Soon enough, the possessed Mia begins infecting and maiming her friends, including her own brother David (Shiloh Fernandez). However, it seems there might be a way to save Mia — with a purifying ritual that involves burying her alive. This seems to work, but we all know that any second now Mia is going to go Deadite again and kill David ... right? Surprisingly no, as only moments later David is forced to blow up the cabin, taking him and another Deadite with him. This summons a creature known only as the Abomination, which Mia must now contend with as the film's final girl.

After being forced to rip off her hand, Mia then mounts a chainsaw on her stump — an image familiar to "Evil Dead fans" — and slices the Abomination right through the head. With the success of "Evil Dead Rise" in 2023, we can only hope that we'll see Mia fighting the Deadites once again in a future sequel.

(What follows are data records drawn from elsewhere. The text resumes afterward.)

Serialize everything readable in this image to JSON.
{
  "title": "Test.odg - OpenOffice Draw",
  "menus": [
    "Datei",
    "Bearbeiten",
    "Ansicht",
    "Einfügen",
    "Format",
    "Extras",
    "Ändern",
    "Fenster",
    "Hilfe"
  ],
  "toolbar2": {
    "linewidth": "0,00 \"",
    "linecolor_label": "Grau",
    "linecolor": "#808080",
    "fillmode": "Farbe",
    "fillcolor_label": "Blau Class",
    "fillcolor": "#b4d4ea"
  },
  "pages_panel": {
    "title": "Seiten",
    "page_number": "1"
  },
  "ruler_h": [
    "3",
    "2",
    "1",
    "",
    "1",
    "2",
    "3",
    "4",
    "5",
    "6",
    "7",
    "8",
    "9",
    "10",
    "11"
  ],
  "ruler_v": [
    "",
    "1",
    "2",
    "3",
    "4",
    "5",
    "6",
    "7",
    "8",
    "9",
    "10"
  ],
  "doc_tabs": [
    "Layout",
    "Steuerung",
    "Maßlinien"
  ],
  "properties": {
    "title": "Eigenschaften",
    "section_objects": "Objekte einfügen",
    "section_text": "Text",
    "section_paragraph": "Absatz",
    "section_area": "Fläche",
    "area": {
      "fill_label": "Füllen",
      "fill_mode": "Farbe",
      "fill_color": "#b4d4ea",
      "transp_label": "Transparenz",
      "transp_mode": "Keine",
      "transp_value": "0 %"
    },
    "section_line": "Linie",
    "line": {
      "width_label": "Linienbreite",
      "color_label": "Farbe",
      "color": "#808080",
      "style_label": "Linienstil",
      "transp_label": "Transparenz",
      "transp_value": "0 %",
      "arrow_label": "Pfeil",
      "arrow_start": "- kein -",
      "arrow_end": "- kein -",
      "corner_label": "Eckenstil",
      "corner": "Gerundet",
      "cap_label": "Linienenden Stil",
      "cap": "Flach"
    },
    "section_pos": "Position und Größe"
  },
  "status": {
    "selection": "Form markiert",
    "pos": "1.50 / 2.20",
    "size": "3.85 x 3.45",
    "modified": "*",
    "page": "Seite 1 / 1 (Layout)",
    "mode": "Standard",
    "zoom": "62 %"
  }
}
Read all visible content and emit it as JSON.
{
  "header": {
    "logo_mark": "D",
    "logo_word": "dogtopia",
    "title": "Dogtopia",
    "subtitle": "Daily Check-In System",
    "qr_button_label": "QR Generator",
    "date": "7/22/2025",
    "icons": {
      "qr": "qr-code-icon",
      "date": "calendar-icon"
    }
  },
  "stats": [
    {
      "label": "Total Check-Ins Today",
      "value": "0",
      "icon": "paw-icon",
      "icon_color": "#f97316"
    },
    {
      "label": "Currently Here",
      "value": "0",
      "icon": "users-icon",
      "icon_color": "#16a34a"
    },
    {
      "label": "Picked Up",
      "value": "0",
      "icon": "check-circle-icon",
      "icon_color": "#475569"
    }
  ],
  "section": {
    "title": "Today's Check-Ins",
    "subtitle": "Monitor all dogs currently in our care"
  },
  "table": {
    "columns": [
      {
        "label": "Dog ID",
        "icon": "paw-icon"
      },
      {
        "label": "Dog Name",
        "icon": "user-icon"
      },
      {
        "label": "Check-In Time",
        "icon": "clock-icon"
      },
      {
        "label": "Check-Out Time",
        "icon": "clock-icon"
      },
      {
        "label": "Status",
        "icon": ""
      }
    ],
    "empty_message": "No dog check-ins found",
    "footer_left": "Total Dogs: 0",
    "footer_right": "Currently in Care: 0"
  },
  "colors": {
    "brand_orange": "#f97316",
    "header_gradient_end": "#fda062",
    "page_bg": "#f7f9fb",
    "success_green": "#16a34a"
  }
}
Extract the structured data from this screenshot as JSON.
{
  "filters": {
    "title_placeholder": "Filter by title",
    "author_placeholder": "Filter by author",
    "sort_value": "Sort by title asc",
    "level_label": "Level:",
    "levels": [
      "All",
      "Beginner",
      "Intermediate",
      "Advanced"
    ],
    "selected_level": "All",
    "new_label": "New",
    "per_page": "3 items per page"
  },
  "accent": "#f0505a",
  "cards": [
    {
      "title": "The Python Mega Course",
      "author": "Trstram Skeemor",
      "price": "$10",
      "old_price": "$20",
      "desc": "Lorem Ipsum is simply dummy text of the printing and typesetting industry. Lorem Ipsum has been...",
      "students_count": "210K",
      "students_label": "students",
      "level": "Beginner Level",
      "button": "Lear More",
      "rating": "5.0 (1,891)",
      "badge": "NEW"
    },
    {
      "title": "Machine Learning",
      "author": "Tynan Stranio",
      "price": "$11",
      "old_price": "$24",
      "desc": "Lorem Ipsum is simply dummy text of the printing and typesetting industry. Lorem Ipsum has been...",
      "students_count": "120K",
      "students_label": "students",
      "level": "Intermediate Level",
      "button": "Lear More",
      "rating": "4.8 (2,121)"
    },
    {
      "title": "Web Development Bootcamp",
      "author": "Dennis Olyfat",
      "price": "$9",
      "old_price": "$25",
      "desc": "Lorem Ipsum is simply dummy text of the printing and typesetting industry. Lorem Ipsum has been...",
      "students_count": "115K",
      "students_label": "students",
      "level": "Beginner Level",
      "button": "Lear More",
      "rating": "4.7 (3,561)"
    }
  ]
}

If you or anyone you know needs help with addiction issues, help is available. Visit the Substance Abuse and Mental Health Services Administration website or contact SAMHSA's National Helpline at 1-800-662-HELP (4357).

Madison, Malignant

Madison (Annabelle Wallis) is a final girl that's so unexpected simply due to how specific and frankly preposterous her situation is. "Malignant" is a film so utterly bonkers that it honestly boggles the mind that James Wan got it greenlit.

The film concerns Madison, a woman who loses her husband and her unborn child at the hands of a shadowy assailant. Madison soon learns that she shares a bizarre psychic connection with the killer, whose crimes she receives a ghostly front-row seat for. As things progress, it becomes clearer that the killer — later named Gabriel — has some way of getting inside Madison's head. Madison is even framed and locked up for Gabriel's crimes near the film's third act, which is where things go completely sideways in glorious fashion.

It's revealed that Gabriel is literally inside of Madison's head as he's actually a conjoined evil twin that has been compressed into her brain. This is confirmed when Gabriel's screeching maw comes ripping out of Madison's skull, freaking out her comically over-the-top cellmates. The fact that Madison actually survives the film is nothing short of amazing, as her madcap situation seems pretty hopeless. It's a definite relief when Madison is able to take back control and lock her twisted sibling away inside of her mind.

Grandpa, The Lost Boys

"The Lost Boys" is a true gem — a film that succeeds at taking its inherent absurdity to the most entertaining of conclusions. After all, in what other movie can you see vampires destroyed by both a bathtub of garlic-infused holy water and a music stereo?

The film follows Michael (Jason Patric) and Sam (Corey Haim), two siblings who are forced to relocate to Santa Carla, California with their mother, Lucy (Dianne Wiest), to live with their Grandpa (Barnard Hughes). Their Grandpa is a quirky but kindly old man who is very protective of his things — he even makes a point of telling the boys to never touch his personal stash of root beer and double-thick Oreo cookies. There's also a hilarious running gag wherein we learn about Grandpa's infatuation with a local woman known only as the Widow Douglas. The boys are able to use this in order to get Grandpa out of dodge for the impending vampire attack on their home.

The battle is intense, culminating in the reveal of Lucy's boyfriend Max Lawrence (Edward Herrmann) as the true head vampire. However, just as it seems the family's fate is sealed, Grandpa explodes through the wall in his truck, stabbing right through Max with a wooden fence post. Following Max's fiery death, Grandpa heads to the fridge for a root beer before uttering the immortal words: "One thing about living in Santa Carla I never could stomach ... all the damn vampires."